Gone With the Wind (1939)
Reviewed on 2012 November 27
I’ve seen Scarlett O’Hara described as an “iron-willed woman” in other reviews of this movie, and that doesn’t begin to describe Margaret Mitchell’s famous heroine. It’s rare a movie can bring its characters to life so vividly, but this was a masterpiece.
Katy Scarlett O’Hara (Vivien Leigh) is the caricature of a Southern Belle; we’re introduced to her wrapping men around her little finger at a barbecue. This shindig is at Twelve Oaks, the plantation owned by the Wilkes clan. Scarlett flirts with all the men, but she has eyes only for Ashley Wilkes (Lesley Howard). Ashley is betrothed to Melanie Hamilton (Olivia de Havilland), a sweet natured and infinitely patient woman, tolerant even of devious creatures like Scarlett. Scarlett couldn’t care less. She wants to marry Ashley and that’s that.
Scarlett is so fixated on Ashley, the huge O’Hara plantation her daddy named Tara, and her own awesomeness in general, that she has little attention left for either the pending Civil War, or for the handsome stranger who’s fascinated with her.

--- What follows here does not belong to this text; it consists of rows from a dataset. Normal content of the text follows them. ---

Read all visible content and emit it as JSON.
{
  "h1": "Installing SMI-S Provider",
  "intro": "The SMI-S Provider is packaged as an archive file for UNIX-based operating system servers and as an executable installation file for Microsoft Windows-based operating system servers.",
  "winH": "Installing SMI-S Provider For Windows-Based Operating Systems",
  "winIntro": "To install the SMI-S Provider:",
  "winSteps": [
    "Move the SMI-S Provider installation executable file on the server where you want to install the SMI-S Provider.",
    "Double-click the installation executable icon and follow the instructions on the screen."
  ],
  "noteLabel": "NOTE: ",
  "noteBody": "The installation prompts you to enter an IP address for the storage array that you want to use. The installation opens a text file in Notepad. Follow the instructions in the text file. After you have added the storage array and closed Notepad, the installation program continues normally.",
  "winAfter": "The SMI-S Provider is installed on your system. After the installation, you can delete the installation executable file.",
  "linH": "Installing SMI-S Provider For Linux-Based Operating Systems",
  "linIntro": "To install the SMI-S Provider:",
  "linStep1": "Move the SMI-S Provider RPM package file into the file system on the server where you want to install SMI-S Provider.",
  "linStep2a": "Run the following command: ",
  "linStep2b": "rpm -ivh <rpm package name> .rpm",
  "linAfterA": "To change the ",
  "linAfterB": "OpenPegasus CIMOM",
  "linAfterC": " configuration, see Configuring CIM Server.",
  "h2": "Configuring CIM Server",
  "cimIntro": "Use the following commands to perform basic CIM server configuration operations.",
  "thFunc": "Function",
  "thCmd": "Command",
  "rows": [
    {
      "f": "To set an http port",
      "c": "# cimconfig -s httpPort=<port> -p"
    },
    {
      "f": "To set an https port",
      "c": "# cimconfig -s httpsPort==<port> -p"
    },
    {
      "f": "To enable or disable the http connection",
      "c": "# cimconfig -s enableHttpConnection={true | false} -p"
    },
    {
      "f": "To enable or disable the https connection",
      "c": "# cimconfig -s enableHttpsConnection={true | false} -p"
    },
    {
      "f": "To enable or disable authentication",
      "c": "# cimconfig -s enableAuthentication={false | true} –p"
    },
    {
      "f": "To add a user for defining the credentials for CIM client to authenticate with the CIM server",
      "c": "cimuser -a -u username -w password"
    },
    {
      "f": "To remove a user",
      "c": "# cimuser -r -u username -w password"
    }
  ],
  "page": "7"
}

Another guest at the party, Rhett Butler (Clark Gable), is smitten with the tempestuous Scarlett, liking her even more when he sees she’s not the typical lady-like antebellum woman. As sharp as she is otherwise, Scarlett can’t see that this man would be perfect for her if she tried to make it work. For the time being, this falls by the wayside as the Civil War erupts.
I make frequent jokes in my reviews about epic versus EPIC. The American Film Institute considers this one of the greats in the genre “epic”. It truly is. The lush cinematography and quality of the film make it hard to believe it debuted in 1939. The acting was top-notch, the setting incredible, and Vivien Leigh was Scarlett. I don’t know how someone as shrewd as Scarlett could bypass a Clark Gable for a Lesley Howard, giving myself and millions of ladies watching this thing a resounding “D’Oh!”, but that’s a minor issue.
Four chocolate morsels.